DATA SHOWN
'''
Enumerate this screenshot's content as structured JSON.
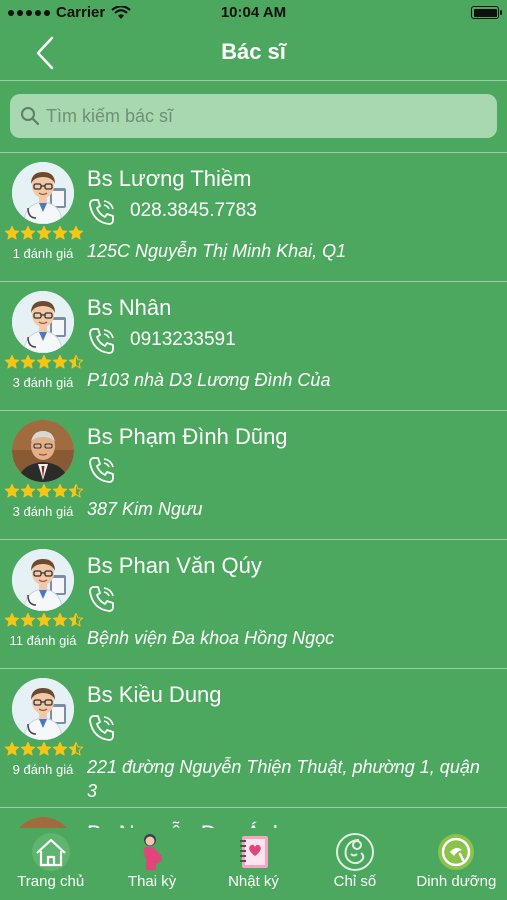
{
  "status_bar": {
    "carrier": "Carrier",
    "time": "10:04 AM"
  },
  "header": {
    "title": "Bác sĩ"
  },
  "search": {
    "placeholder": "Tìm kiếm bác sĩ",
    "value": ""
  },
  "doctors": [
    {
      "name": "Bs Lương Thiềm",
      "phone": "028.3845.7783",
      "address": "125C Nguyễn Thị Minh Khai, Q1",
      "rating": 5,
      "reviews": "1 đánh giá",
      "avatar": "cartoon-doctor"
    },
    {
      "name": "Bs Nhân",
      "phone": "0913233591",
      "address": "P103 nhà D3 Lương Đình Của",
      "rating": 4.5,
      "reviews": "3 đánh giá",
      "avatar": "cartoon-doctor"
    },
    {
      "name": "Bs Phạm Đình Dũng",
      "phone": "",
      "address": "387 Kim Ngưu",
      "rating": 4.5,
      "reviews": "3 đánh giá",
      "avatar": "photo"
    },
    {
      "name": "Bs Phan Văn Qúy",
      "phone": "",
      "address": "Bệnh viện Đa khoa Hồng Ngọc",
      "rating": 4.5,
      "reviews": "11 đánh giá",
      "avatar": "cartoon-doctor"
    },
    {
      "name": "Bs Kiều Dung",
      "phone": "",
      "address": "221 đường Nguyễn Thiện Thuật, phường 1, quận 3",
      "rating": 4.5,
      "reviews": "9 đánh giá",
      "avatar": "cartoon-doctor"
    },
    {
      "name": "Bs Nguyễn Duy Ánh",
      "phone": "",
      "address": "",
      "rating": 0,
      "reviews": "",
      "avatar": "photo"
    }
  ],
  "tabs": [
    {
      "label": "Trang chủ",
      "icon": "home-icon",
      "active": true
    },
    {
      "label": "Thai kỳ",
      "icon": "pregnancy-icon",
      "active": false
    },
    {
      "label": "Nhật ký",
      "icon": "diary-icon",
      "active": false
    },
    {
      "label": "Chỉ số",
      "icon": "fetus-icon",
      "active": false
    },
    {
      "label": "Dinh dưỡng",
      "icon": "nutrition-icon",
      "active": false
    }
  ],
  "colors": {
    "background": "#4ca85e",
    "search_bg": "#a8d8b0",
    "star": "#f5c518",
    "text": "#ffffff"
  }
}
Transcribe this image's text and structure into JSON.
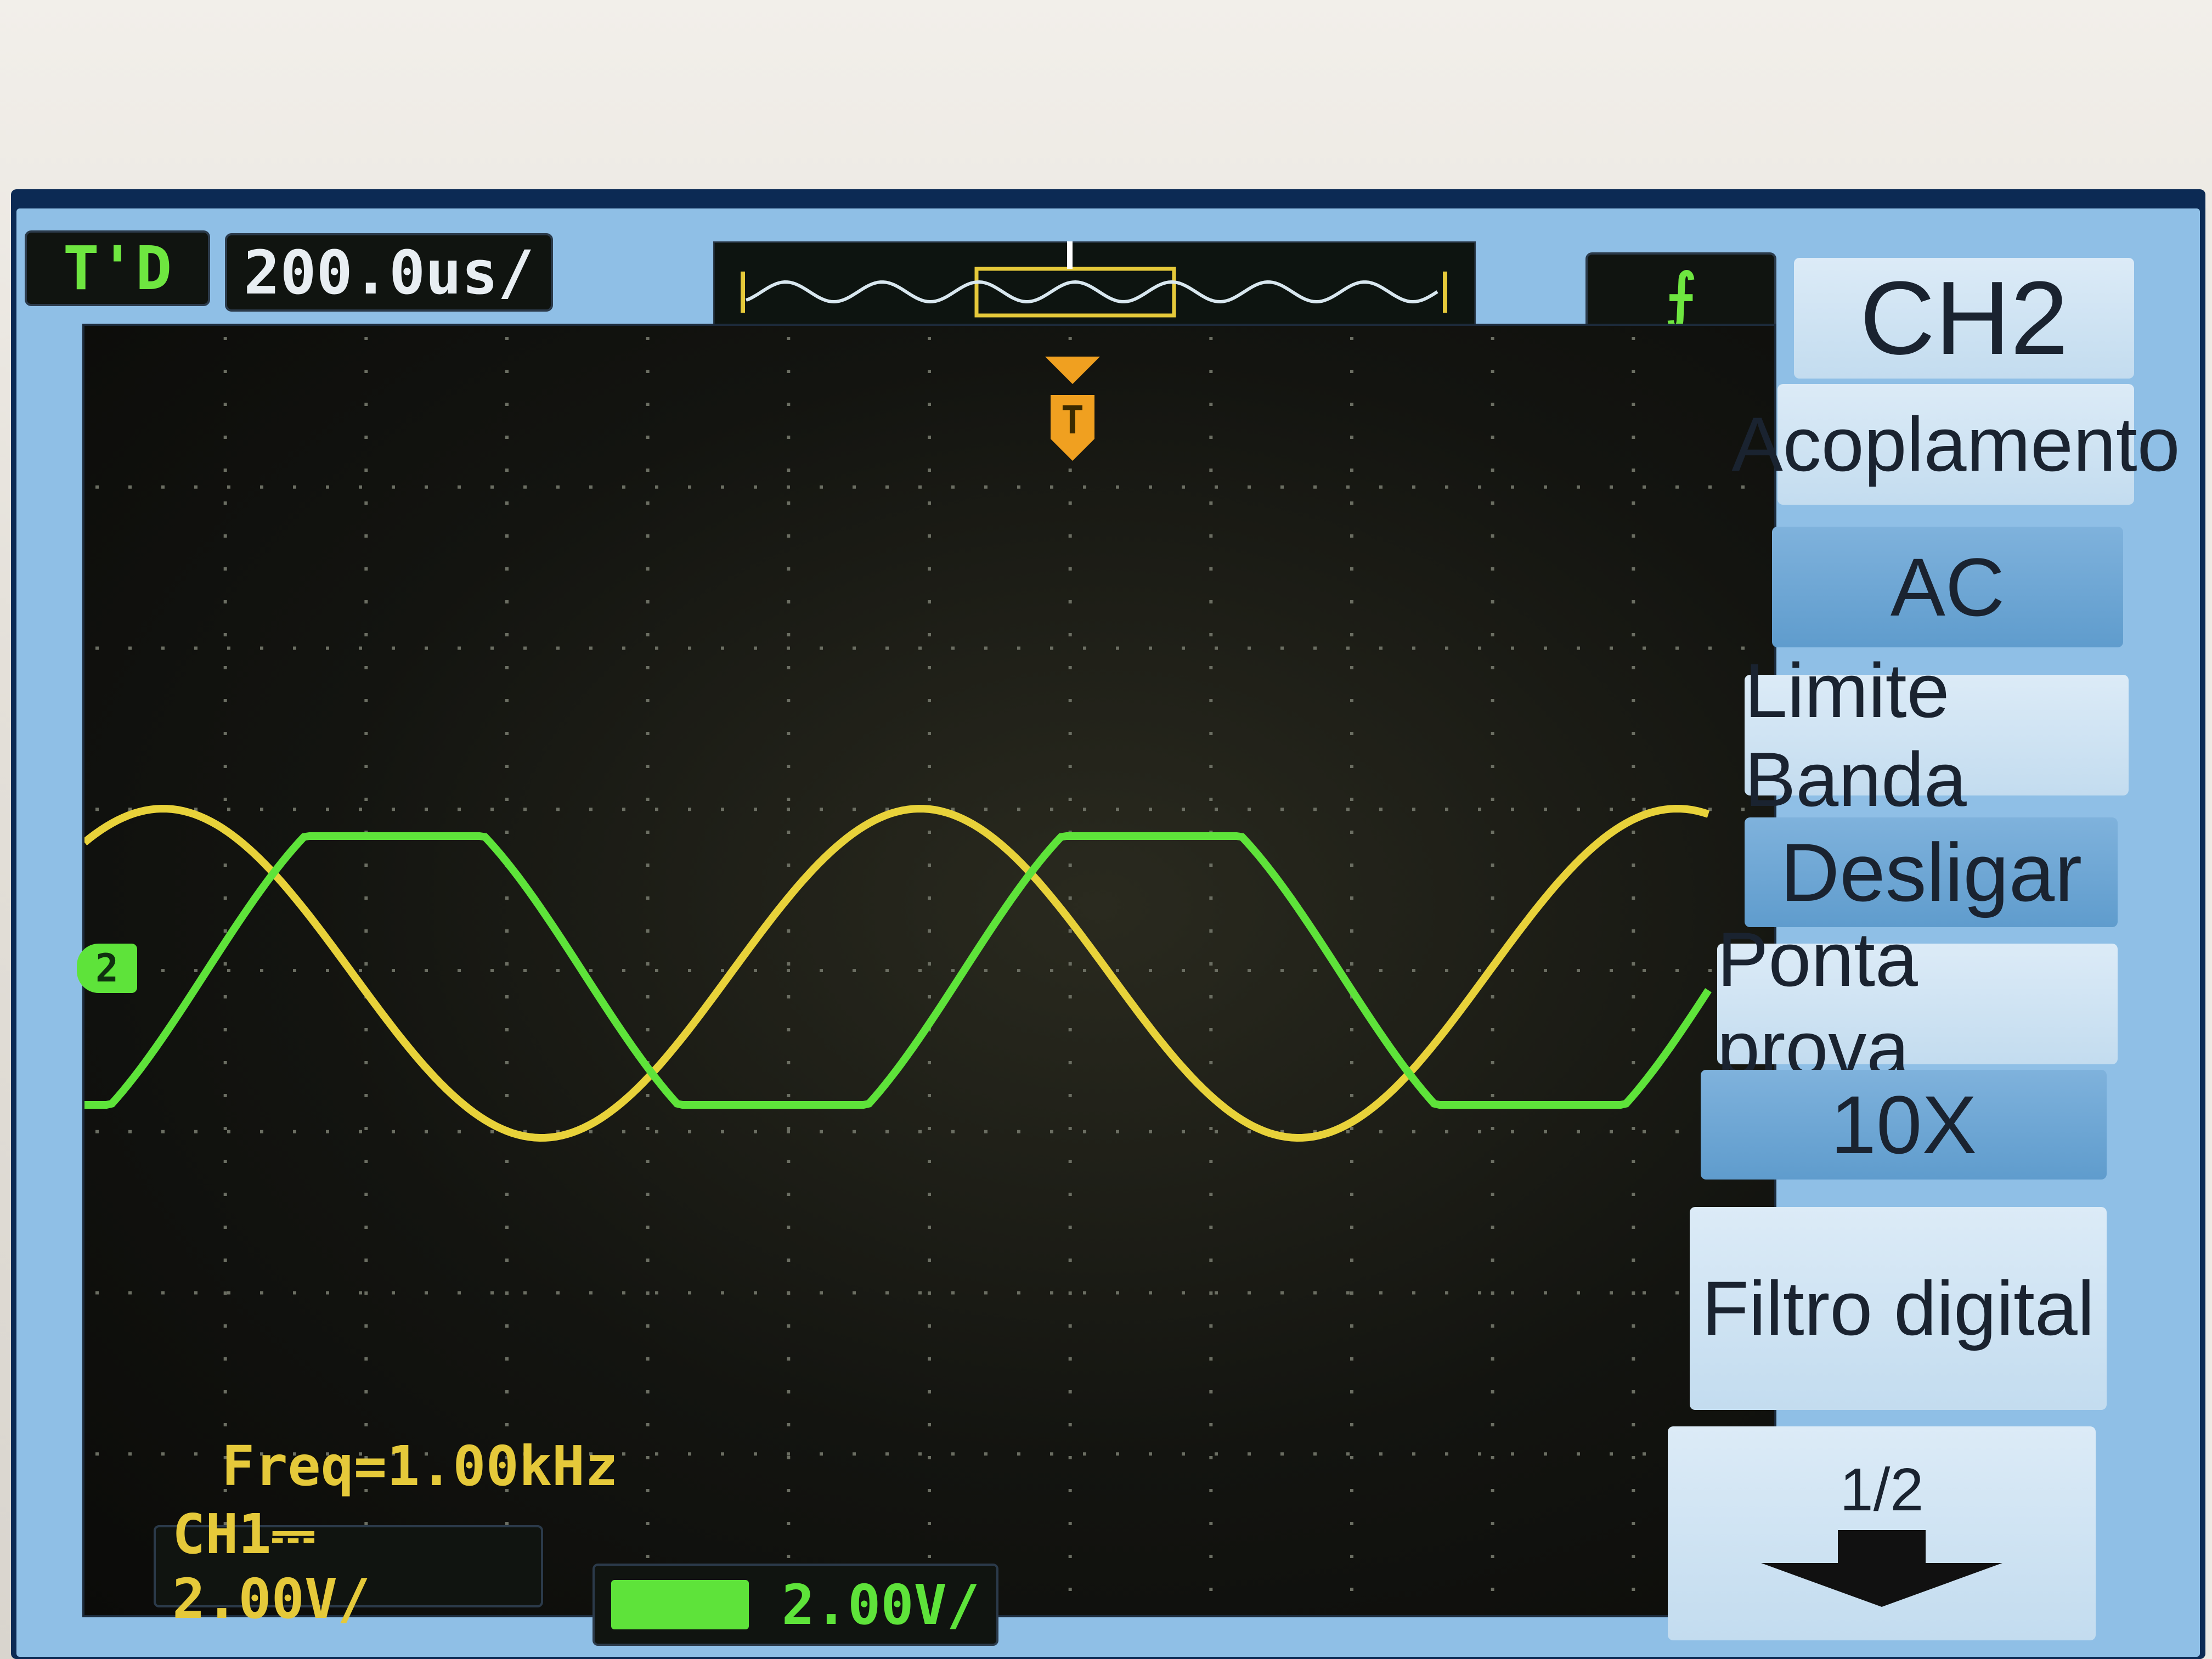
{
  "header": {
    "trigger_status": "T'D",
    "timebase": "200.0us/",
    "trigger_slope_icon": "rising-edge-icon"
  },
  "markers": {
    "trigger_position": "T",
    "channel2_level": "2"
  },
  "side_menu": {
    "title": "CH2",
    "items": [
      {
        "label": "Acoplamento",
        "value": "AC"
      },
      {
        "label": "Limite Banda",
        "value": "Desligar"
      },
      {
        "label": "Ponta prova",
        "value": "10X"
      },
      {
        "label": "Filtro digital",
        "value": ""
      }
    ],
    "page": "1/2",
    "next_icon": "arrow-down-icon"
  },
  "readouts": {
    "frequency": "Freq=1.00kHz",
    "ch1_scale": "CH1⎓ 2.00V/",
    "ch2_scale": "2.00V/"
  },
  "colors": {
    "ch1": "#e8d23a",
    "ch2": "#5ee33a",
    "trigger": "#f0a020"
  }
}
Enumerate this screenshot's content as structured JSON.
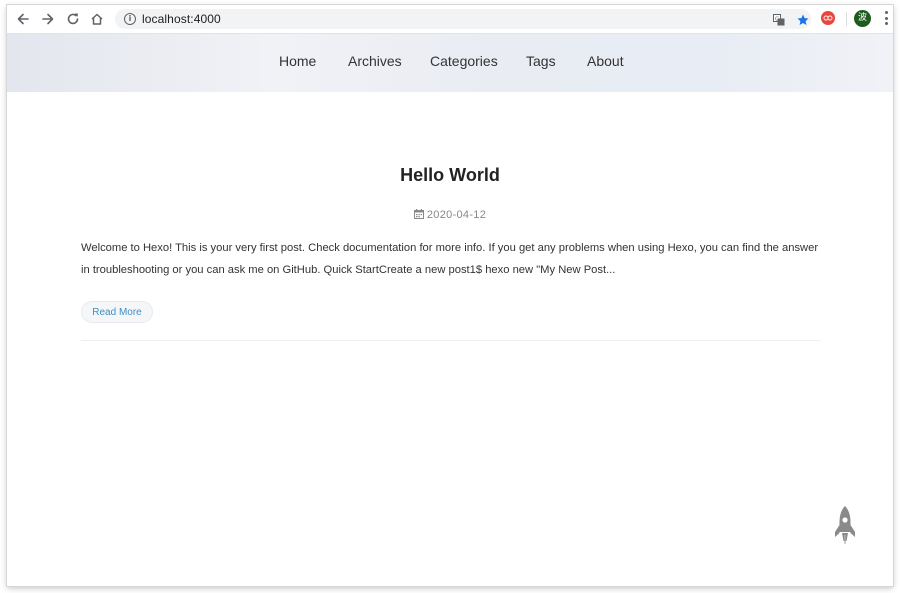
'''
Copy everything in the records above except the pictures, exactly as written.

Enumerate this screenshot's content as structured JSON.
{
  "status_bar": {
    "carrier": "Carrier",
    "time": "10:04 AM"
  },
  "header": {
    "title": "Bác sĩ"
  },
  "search": {
    "placeholder": "Tìm kiếm bác sĩ",
    "value": ""
  },
  "doctors": [
    {
      "name": "Bs Lương Thiềm",
      "phone": "028.3845.7783",
      "address": "125C Nguyễn Thị Minh Khai, Q1",
      "rating": 5,
      "reviews": "1 đánh giá",
      "avatar": "cartoon-doctor"
    },
    {
      "name": "Bs Nhân",
      "phone": "0913233591",
      "address": "P103 nhà D3 Lương Đình Của",
      "rating": 4.5,
      "reviews": "3 đánh giá",
      "avatar": "cartoon-doctor"
    },
    {
      "name": "Bs Phạm Đình Dũng",
      "phone": "",
      "address": "387 Kim Ngưu",
      "rating": 4.5,
      "reviews": "3 đánh giá",
      "avatar": "photo"
    },
    {
      "name": "Bs Phan Văn Qúy",
      "phone": "",
      "address": "Bệnh viện Đa khoa Hồng Ngọc",
      "rating": 4.5,
      "reviews": "11 đánh giá",
      "avatar": "cartoon-doctor"
    },
    {
      "name": "Bs Kiều Dung",
      "phone": "",
      "address": "221 đường Nguyễn Thiện Thuật, phường 1, quận 3",
      "rating": 4.5,
      "reviews": "9 đánh giá",
      "avatar": "cartoon-doctor"
    },
    {
      "name": "Bs Nguyễn Duy Ánh",
      "phone": "",
      "address": "",
      "rating": 0,
      "reviews": "",
      "avatar": "photo"
    }
  ],
  "tabs": [
    {
      "label": "Trang chủ",
      "icon": "home-icon",
      "active": true
    },
    {
      "label": "Thai kỳ",
      "icon": "pregnancy-icon",
      "active": false
    },
    {
      "label": "Nhật ký",
      "icon": "diary-icon",
      "active": false
    },
    {
      "label": "Chỉ số",
      "icon": "fetus-icon",
      "active": false
    },
    {
      "label": "Dinh dưỡng",
      "icon": "nutrition-icon",
      "active": false
    }
  ],
  "colors": {
    "background": "#4ca85e",
    "search_bg": "#a8d8b0",
    "star": "#f5c518",
    "text": "#ffffff"
  }
}
Transcribe this image's text and structure into JSON.
{
  "header": {
    "trigger_status": "T'D",
    "timebase": "200.0us/",
    "trigger_slope_icon": "rising-edge-icon"
  },
  "markers": {
    "trigger_position": "T",
    "channel2_level": "2"
  },
  "side_menu": {
    "title": "CH2",
    "items": [
      {
        "label": "Acoplamento",
        "value": "AC"
      },
      {
        "label": "Limite Banda",
        "value": "Desligar"
      },
      {
        "label": "Ponta prova",
        "value": "10X"
      },
      {
        "label": "Filtro digital",
        "value": ""
      }
    ],
    "page": "1/2",
    "next_icon": "arrow-down-icon"
  },
  "readouts": {
    "frequency": "Freq=1.00kHz",
    "ch1_scale": "CH1⎓ 2.00V/",
    "ch2_scale": "2.00V/"
  },
  "colors": {
    "ch1": "#e8d23a",
    "ch2": "#5ee33a",
    "trigger": "#f0a020"
  }
}
Enumerate this screenshot's content as structured JSON.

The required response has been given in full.